“Brilliantly led by Paul Hillier, this choir sets a standard for
choral performance that is unparalleled today.”
There are no words besides absolutely stunning that do justice to the Estonian Philharmonic Chamber Choir’s recording of Sergei Rachmaninov’s All-Night Vigil. Brilliantly led by Paul Hillier, this choir sets a standard for choral performance that is unparalleled today.

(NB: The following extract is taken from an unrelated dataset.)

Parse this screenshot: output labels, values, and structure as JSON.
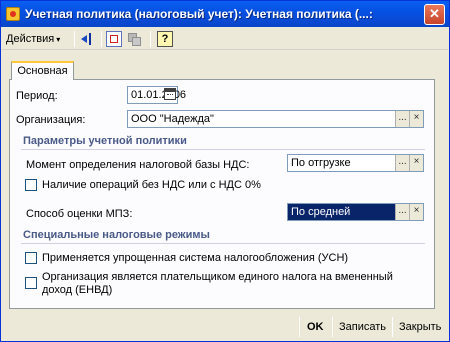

Composed in 1915, Rachmaninov’s All-Night Vigil is a poignant reminder that the horrors of war can bring about a renewal of spiritual artistic creativity, not just a sense of Adorno-esque anomie. Based on the traditional znamenny plainchant traditions of the Russian Orthodox Church, the All-Night Vigil is one of the most profoundly affective and spiritually uplifting compositions from the early 20th century, as well as being a musical composition of enormous aesthetic value. Those who cherish the plainchant traditions of the Western church may find the Orthodox predilection for the bass voice to be startling at first. It is fitting that Rachmaninov retained the prominence of the bass voice, particularly in the role of the narrator whose troped interpolations announce each section of the composition. The composition derives its title from the fact that the texts that are set come from the evening Vespers and the morning Matins portions of the Offices. These are mostly familiar texts, such as the Doxology and the Magnificat, but in Rachmaninov’s hands they are treated to otherworldly musical settings. There can be no doubt that the numinous is present in both Rachmaninov’s composition and in the Estonian Philharmonic Chamber Choir’s interpretation of the same.